The wholesale price index, total merchandise imports, electric energy consumption, hotel occupancy rate and money supply also reported declines, combining an overall 47.1%.
“For the Q1 2013 LEI, three indicators shifted direction in contribution from the fourth quarter of 2012, namely: terms of trade index from positive to negative, and number of new businesses and visitor arrivals from negative to positive,” the NSCB said.
“We expect growth to ease to 5.8% in 2013 from 6.6% in 2012, given domestic consumption remains resilient, as growth from within and steady remittance inflows insulate the domestic economy from external shocks. Imports growth could rebound after a subdued 2012, while the contribution of net exports to growth fade, there are a few positive upsides to growth as we watch out for the PPP program by the Philippine government to provide upside momentum to growth in 2013,” Mr. Jeff Ng, an Economist at Standard Chartered Bank in Hong Kong, said.
In order to maintain the impressive economic growth and to support the targeted 6.5-7.5% growth for next year, the Philippine government is eyeing a P2.268 trillion for 2014, 13% higher than this year’s P2.006 trillion
The proposed 2014 ceiling is P262.1 billion more than this year’s budget, which assumed gross domestic product (GDP) growth of 6-7%.
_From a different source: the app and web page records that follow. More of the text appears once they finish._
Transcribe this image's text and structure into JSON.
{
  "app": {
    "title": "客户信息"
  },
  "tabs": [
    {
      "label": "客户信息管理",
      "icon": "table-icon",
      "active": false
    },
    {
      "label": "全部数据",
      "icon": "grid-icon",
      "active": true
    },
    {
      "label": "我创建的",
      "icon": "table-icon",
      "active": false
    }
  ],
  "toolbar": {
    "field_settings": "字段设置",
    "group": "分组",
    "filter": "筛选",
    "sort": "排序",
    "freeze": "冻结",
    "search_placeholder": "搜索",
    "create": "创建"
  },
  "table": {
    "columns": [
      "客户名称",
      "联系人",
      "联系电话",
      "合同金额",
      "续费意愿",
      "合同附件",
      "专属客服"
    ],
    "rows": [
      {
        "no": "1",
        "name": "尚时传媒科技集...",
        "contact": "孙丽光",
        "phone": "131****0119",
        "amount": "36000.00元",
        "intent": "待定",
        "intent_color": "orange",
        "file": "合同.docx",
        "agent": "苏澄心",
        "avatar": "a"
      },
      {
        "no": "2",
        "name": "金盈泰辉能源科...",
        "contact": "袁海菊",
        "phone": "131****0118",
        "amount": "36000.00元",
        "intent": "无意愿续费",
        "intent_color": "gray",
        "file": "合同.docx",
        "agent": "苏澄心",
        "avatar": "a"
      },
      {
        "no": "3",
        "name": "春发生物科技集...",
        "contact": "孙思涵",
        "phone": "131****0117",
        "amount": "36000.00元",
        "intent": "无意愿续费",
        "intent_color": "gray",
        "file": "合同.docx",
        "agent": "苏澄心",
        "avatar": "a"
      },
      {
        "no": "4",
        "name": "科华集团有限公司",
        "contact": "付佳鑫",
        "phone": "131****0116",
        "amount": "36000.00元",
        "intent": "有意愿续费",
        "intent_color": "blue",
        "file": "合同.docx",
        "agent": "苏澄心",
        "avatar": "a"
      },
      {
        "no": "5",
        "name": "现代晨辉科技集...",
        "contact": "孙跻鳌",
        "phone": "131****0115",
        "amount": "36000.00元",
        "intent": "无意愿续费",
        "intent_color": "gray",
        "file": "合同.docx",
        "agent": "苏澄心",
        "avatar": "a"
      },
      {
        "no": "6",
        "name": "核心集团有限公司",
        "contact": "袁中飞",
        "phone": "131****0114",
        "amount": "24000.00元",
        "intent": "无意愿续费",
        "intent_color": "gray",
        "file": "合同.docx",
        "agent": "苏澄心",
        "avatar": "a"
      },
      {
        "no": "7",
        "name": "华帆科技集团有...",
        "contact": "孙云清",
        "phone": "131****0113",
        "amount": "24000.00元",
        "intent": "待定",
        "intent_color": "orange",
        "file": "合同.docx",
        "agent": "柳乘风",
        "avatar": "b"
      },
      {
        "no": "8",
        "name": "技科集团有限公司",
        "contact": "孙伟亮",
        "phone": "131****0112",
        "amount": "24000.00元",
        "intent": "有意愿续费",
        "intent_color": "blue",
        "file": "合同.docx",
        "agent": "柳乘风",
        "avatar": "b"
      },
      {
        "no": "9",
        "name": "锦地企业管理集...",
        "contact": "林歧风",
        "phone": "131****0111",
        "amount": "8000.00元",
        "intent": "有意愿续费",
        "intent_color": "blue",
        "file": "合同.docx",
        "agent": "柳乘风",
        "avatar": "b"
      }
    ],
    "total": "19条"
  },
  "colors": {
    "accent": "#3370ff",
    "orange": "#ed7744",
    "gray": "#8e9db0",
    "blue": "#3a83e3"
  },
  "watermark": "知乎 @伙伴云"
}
With the agriculture sector expecting a 3.5-4.5 growth this year, this could grow 3.3.-4.3% in 2014 with the budget. The growth for 2013 and 2014 is higher than the 2.92% growth in 2012.
The medium-term growth will be fueled by the government’s food sufficiency program. The livestock and poultry expansions will be supported by the infrastructure support system, promotion of feed substitutes, and expansion of export opportunities.
In other sectors, industry is expected to grow 7.4-8.6% in 2014, up from 6.6-7.6% outlook this year while the services sector is expected to expand by 6.5-7.4% in 2014, up from the 6.3-7.3% outlook for this year. It is expected to be driven mainly by transportation, tourism and the real estate sectors.
Other assumptions detailed in the memorandum are gross national income growth of 5.8-6.8%, up from the 5.5-6.5% expected this year and last year’s actual rate of 5.8%; inflation staying within 3-5%; a 364-day Treasury bill rate of 2-4%; and a peso-dollar exchange rate of P42-45 per US dollar — all unchanged from this year.
The budget memorandum notes that risks to inflation remain “broadly balanced” despite lingering concerns over the weak global economic environment.
Interest rates and the peso, meanwhile, will be supported by the domestic economy’s resilience and will be influenced by developments in the government’s fiscal position and the central bank’s policy stance, as well as the expectation of a steady stream of capital inflows and remittances.
On the fiscal side, the budget deficit is expected to settle at 2% of GDP this year and next year, in line with the government’s medium-term fiscal consolidation program.
For government spending, it will rise to P2.291 trillion or 17.2% of GDP in 2014 higher from this year’s P1.984-trillion program or 16.7% of the economy.
The budget memorandum stated that “This is a considerable expansion of 15.5% or P307.5 billion from the 2013 outlook, to enable increased investments in infrastructure, in good governance and anti-corruption, in building human capabilities especially of the poor, through quality education, public health care and housing and in climate change adaptation measures fundamental requirements for the country’s competitiveness and development.”
To value the education of the Filipino youths, the Department of Education was given a tentative budget at P1.049 trillion, making DepEd the highest ceiling in the budget for government agencies.
The Department of Public Works and Highways (DPWH) follows at P189.295 billion. Then the next are Department of Interior and Local Government (DILG) at P92.215 billion and the Department of National Defense (DND) at P81.78 billion.
Department of Social Welfare and Development, Department of Health, and Department of Agriculture were given P66.878 billion,P51.756 billion, and P48.33 billion respectively.
With sources from: Business World